Earlier this week PDP leader and former chief minister Mehbooba Mufti was freed from detention after 14 months. With this is raised the prospect of the coming together of every mainstream party in Kashmir — the regional parties as well as the Congress and the CPI(M) — on a common platform to confront the Centre.
This has not happened before and is a development of singular significance. It has the potential to prevent the ruling BJP from striking political roots in the Valley, the saffron party’s thwarted decades old wish. To make this dream come true, the RSS-BJP, using its power at the Centre, sought to neuter Kashmir and impose a militaristic dispensation as a way to bulldoze its way through. If the Kashmir parties stick together in the foreseeable future, the BJP’s pursuit could prove Sisyphean.
Kashmiri politicians are notorious for their inability to cooperate. Now they have the opportunity to turn this on its head. To remain accommodative toward one another until the next Assembly election in order to present a united face to the ruling party and its local hangers-on is the first practical challenge before them.
But more than using sharp language, the PDP, weakened through
defections and desertions, and the others, have to show through their action whether they can summon the ability to cohere in the face of
possibly renewed repression. If they can, it is the Centre that will be on the back foot.

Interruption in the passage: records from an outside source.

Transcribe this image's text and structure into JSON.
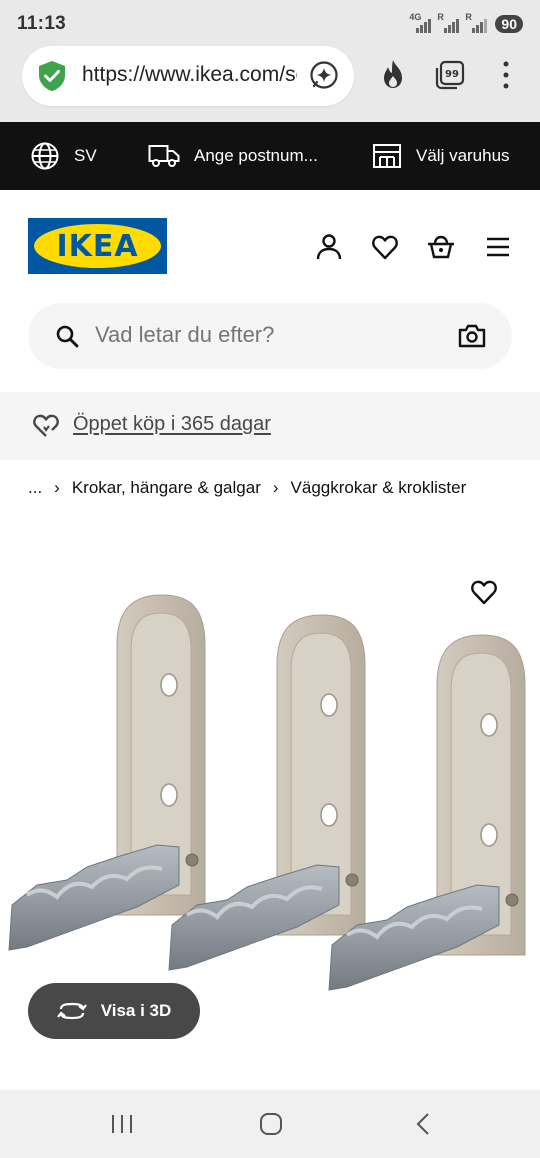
{
  "status_bar": {
    "time": "11:13",
    "network_label": "4G",
    "sim1_label": "R",
    "sim2_label": "R",
    "battery": "90"
  },
  "browser": {
    "url": "https://www.ikea.com/se/sv/",
    "tab_count": "99",
    "icons": [
      "shield-check-icon",
      "sparkle-icon",
      "flame-icon",
      "tabs-icon",
      "more-vertical-icon"
    ]
  },
  "top_bar": {
    "language": "SV",
    "postal_code": "Ange postnum...",
    "store": "Välj varuhus"
  },
  "header": {
    "logo_text": "IKEA"
  },
  "search": {
    "placeholder": "Vad letar du efter?"
  },
  "promo": {
    "text": "Öppet köp i 365 dagar"
  },
  "breadcrumb": {
    "ellipsis": "...",
    "items": [
      "Krokar, hängare & galgar",
      "Väggkrokar & kroklister"
    ]
  },
  "product": {
    "view_3d_label": "Visa i 3D"
  },
  "colors": {
    "ikea_blue": "#0058a3",
    "ikea_yellow": "#ffdb00",
    "hook_beige": "#c9bfb2",
    "hook_metal": "#9aa1a8"
  }
}
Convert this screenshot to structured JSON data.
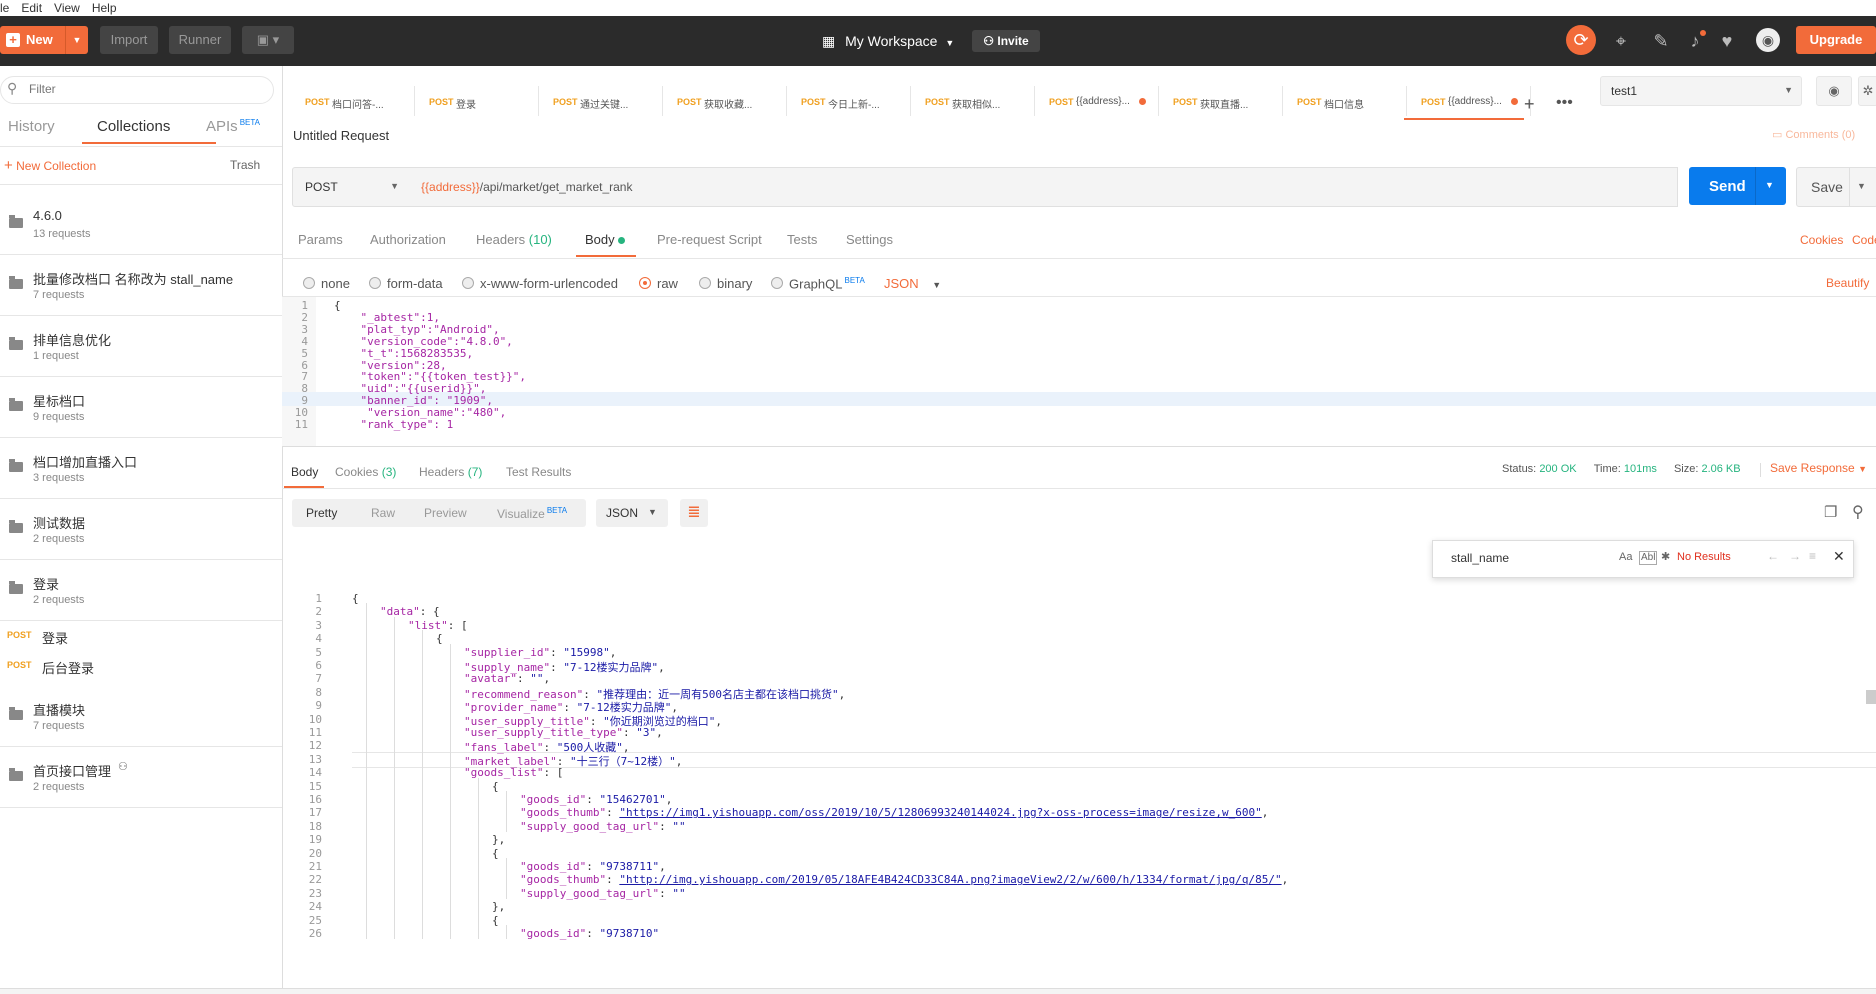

Dr Abdullah’s defiant recent interviews, including the one in which he speaks of going to any lengths for the restoration of Article 370, his bringing in the China factor (on account of the Ladakh situation), although clumsily phrased thus permitting the BJP the short-term joy of politically hammering him, is apt to unsettle the ruling dispensation. The NC leader’s reminder that it was Prime Minister Narendra Modi who had cavorted on swings with Chinese leader Xi Jinping can hardly be a source of comfort.